I am not a fan of anyone taking characters from another author's book – in this case one of the classics – and writing a so-called sequel to that book. I can imagine that Jane Austen turned in her grave when this book hit the shelves: the writing is mediocre, the characterization is extremely poor and the plot is both superficial and unbelievable, to say the least. However, for anyone with hours to whittle away and a penchant for third-class romantic novels that follow the Mills and Boon requisite for a happy ending, this book may possibly tick all the boxes.

The Independence of Miss Mary Bennet picks up twenty years after the conclusion of Pride and Prejudice, focusing on the middle daughter, Mary, who has undergone some kind of transformation and, after being the plain one in the family, is now considered beautiful, possibly even more beautiful than Elizabeth. Mrs Bennet dies on page two, leaving Mary (her carer) the option of moving in with her sister Elizabeth, and becoming a live-in spinster aunt, or pursuing the possibility of independence (a no-no for young ladies of the early nineteenth century). Of course, in keeping with the title of the book, Mary chooses the second of these two options. As an unaccompanied lady, she endures a hair-raising trip across England and ends up being imprisoned by a religious maniac.
Photo of Colleen McCullough from
While we are following the trials and tribulations of Mary, we are also reintroduced to the other characters of Pride and Prejudice – all of them completely at odds with or, at the very least, caricatures of their original incarnations. Fitzwilliam Darcy is obnoxious, Lydia is a drunk, Elizabeth is frigid, Jane seems to be completely without backbone… add to this a number of senseless murders, a surprise sibling, thousands of pounds worth of hidden gold and fifty uncivilized orphans, and the scene is set for one of the worst novels I have read this year.

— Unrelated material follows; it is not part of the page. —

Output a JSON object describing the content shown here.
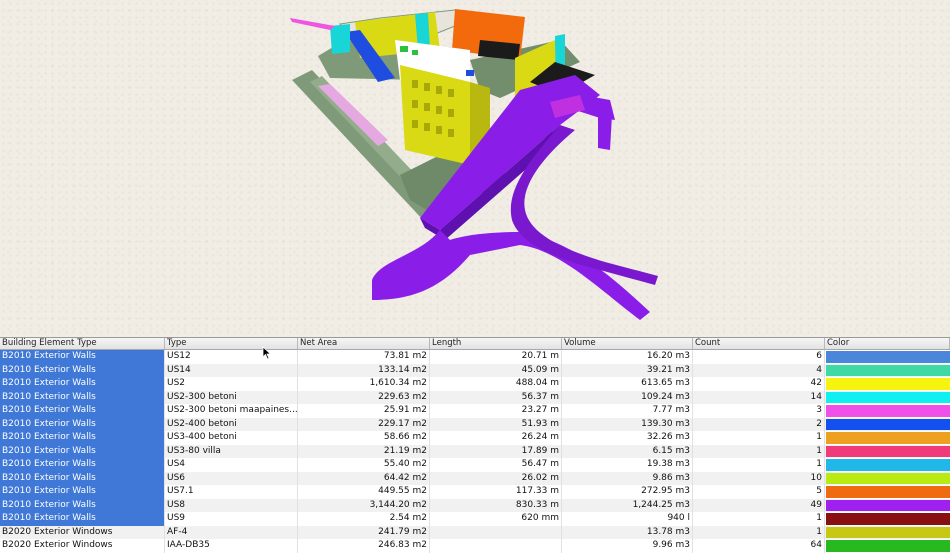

I am not recommending this book, but I do suggest you read (or reread) Pride and Prejudice and enjoy a well written and well crafted novel.